Segment Start: DATA SECTION

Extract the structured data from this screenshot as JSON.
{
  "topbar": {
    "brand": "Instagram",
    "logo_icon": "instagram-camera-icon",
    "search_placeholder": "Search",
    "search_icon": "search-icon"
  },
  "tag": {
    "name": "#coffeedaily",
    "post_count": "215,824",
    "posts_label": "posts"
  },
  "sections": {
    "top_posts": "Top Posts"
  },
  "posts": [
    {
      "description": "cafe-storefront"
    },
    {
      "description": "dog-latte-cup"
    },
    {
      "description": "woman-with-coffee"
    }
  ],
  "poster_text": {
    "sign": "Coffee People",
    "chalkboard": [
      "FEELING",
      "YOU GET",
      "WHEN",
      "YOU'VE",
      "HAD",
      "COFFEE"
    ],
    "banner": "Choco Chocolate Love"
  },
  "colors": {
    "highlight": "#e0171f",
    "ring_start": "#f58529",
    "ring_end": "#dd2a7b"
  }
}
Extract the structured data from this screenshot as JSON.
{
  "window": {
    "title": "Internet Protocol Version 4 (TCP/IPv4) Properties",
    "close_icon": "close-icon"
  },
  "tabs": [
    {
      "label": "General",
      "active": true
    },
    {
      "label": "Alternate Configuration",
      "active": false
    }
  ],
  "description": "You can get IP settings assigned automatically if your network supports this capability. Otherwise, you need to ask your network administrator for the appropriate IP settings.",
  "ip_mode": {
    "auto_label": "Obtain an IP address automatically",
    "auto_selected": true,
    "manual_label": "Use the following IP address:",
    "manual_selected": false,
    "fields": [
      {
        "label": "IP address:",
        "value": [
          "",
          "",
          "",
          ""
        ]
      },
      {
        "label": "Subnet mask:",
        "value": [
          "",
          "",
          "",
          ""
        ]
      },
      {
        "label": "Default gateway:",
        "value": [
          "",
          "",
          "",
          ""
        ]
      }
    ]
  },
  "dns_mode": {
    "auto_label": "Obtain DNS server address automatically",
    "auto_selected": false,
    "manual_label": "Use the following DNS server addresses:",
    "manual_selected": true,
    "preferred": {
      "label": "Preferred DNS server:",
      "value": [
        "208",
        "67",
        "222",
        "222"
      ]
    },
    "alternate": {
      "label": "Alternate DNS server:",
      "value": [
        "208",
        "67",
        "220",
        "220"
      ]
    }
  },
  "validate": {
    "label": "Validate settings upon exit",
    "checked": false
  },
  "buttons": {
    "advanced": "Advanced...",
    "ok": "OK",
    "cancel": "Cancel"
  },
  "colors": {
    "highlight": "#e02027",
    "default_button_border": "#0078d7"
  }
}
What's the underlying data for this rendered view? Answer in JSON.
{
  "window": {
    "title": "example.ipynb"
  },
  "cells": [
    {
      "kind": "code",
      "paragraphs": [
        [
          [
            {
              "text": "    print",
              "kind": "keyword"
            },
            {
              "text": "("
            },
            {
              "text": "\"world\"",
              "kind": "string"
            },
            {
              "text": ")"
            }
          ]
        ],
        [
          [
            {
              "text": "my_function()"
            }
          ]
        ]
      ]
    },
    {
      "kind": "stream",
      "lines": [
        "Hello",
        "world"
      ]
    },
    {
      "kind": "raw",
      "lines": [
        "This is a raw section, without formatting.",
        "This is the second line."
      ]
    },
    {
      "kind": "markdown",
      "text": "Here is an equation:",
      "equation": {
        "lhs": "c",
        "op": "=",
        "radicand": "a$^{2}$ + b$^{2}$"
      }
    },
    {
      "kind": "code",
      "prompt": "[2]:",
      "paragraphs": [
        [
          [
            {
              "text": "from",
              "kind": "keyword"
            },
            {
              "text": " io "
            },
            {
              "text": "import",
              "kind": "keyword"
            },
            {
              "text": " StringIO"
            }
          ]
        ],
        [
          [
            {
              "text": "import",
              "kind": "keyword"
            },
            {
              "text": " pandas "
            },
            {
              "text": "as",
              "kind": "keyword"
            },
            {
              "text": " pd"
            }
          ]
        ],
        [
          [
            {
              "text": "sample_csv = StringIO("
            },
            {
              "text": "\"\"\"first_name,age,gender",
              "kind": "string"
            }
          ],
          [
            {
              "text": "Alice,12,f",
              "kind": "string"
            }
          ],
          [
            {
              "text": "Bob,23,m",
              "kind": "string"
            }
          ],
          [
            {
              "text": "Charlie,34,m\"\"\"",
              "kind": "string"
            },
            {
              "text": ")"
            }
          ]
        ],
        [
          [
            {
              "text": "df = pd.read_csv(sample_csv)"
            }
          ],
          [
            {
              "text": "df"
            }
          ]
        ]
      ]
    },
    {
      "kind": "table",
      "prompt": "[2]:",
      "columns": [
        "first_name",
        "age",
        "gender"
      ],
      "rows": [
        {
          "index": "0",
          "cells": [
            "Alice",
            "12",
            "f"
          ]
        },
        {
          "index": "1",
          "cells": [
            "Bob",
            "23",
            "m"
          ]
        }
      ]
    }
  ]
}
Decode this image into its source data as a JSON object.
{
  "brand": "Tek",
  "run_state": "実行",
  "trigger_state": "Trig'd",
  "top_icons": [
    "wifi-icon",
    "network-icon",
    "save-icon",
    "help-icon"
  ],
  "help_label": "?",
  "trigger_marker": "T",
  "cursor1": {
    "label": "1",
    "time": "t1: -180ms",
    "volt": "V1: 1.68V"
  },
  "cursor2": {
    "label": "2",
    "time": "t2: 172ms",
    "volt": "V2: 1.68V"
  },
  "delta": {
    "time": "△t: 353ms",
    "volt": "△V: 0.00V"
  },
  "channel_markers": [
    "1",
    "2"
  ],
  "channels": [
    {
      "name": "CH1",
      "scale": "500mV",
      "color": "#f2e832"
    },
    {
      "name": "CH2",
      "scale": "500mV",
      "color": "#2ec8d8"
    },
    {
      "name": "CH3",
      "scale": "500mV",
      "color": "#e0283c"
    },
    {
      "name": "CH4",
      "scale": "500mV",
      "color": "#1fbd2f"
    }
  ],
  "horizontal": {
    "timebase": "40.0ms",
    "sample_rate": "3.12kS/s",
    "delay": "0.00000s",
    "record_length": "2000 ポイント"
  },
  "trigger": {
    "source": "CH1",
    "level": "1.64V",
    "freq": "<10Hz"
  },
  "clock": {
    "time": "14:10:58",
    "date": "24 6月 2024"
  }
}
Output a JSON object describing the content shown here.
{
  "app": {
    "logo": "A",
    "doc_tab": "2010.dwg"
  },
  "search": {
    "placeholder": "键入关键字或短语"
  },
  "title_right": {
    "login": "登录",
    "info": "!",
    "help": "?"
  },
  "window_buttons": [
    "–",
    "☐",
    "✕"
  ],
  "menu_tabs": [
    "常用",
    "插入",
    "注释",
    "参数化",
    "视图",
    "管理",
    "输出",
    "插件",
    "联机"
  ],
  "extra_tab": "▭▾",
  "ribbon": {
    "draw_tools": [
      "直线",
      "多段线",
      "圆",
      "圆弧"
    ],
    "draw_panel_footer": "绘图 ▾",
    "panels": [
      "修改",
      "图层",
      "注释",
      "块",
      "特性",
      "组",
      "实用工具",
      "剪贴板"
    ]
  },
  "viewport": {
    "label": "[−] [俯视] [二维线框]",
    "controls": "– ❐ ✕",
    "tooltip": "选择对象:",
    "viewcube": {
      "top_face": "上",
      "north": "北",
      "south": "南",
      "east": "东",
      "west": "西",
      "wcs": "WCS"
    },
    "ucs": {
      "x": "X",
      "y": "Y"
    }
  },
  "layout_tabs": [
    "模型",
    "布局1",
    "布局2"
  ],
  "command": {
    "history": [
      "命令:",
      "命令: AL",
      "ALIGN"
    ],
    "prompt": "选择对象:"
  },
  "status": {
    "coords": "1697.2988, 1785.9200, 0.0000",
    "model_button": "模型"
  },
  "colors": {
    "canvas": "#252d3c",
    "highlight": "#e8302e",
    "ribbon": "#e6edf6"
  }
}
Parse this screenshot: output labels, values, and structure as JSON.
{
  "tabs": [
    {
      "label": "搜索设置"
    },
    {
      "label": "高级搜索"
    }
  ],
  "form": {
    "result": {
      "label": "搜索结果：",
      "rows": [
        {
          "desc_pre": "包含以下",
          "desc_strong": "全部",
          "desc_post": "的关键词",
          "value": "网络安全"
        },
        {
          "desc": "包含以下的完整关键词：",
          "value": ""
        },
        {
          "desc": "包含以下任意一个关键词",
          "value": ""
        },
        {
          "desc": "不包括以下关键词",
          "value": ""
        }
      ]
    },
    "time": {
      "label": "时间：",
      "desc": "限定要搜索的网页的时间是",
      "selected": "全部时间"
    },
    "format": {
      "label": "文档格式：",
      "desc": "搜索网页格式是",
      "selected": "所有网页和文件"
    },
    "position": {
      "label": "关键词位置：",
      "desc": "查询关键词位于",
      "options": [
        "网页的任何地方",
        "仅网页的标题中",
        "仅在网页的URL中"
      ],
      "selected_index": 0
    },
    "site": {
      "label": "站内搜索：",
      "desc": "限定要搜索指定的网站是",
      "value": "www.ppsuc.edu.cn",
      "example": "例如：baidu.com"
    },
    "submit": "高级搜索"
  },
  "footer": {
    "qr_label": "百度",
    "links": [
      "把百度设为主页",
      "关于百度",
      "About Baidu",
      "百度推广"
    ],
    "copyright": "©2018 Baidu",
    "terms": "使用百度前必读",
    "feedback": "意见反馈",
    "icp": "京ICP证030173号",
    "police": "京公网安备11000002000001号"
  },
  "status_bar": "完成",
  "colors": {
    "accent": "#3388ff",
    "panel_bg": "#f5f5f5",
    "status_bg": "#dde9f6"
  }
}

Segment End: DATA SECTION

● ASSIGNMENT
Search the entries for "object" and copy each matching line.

● COMPLETED EXERCISE
Decode this image into its source data as a JSON object.
Output a JSON object describing the content shown here.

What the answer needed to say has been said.